As are the wide streets all through the town that are mostly bare. The main street even included a rail car of some kind at sometime. The rail is still visible in the brick street.
What few buildings are left standing in the Cairo business district are overgrown with trees and have fallen into a state of decay that is almost beyond repair. The really sad part about this is that much of the business district of Cairo has been placed on the National Register of Historic Places href=”https://www.flickr.com/photos/120051008@N03/32458816573/in/dateposted-public/” title=”Cairo, Illinois (March 2017)”> Over the next few weeks I will have several entries on this blog focusing on several landmarks in the city that are still standing, including an abandoned school and the abandoned hospital that has been closed for over 30 years.
Until then, please enjoy these pictures from around Cairo.
Back in March of 2012 I took a meandering road trip crossing back and forth across the Ohio River between Kentucky, Indiana, Illinois and eventually Missouri.
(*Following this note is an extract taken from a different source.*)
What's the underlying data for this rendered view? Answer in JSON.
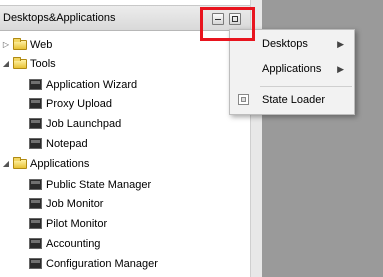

When I started this road trip just north of Louisville, I knew my ultimate endpoint was Cairo, Illinois, the southern most town in Illinois.
At this time the only significance I knew of about Cairo was that it was the confluence of the Ohio and Mississippi Rivers. I had no idea the deep history I would uncover when I actually visited the town.
Once I got to the town of Cairo I was floored with the amount of urban decay, and I say that in a very loving way. I hadnt been that impressed since I stumbled upon the coal towns of southern West Virginia.
Cairo was founded in 1858. The peak population of Cairo occured in 1920 at nearly 16,000 people. The 2015 estimate is fewer than 2,500.
According to updates on google earth many of the buildings in my photos are now demolished. In the very near future I am returning to Cairo complete with updated pictures and definitely more documentation than I had from the trip in 2012. Be on the lookout for the update in the next week or so!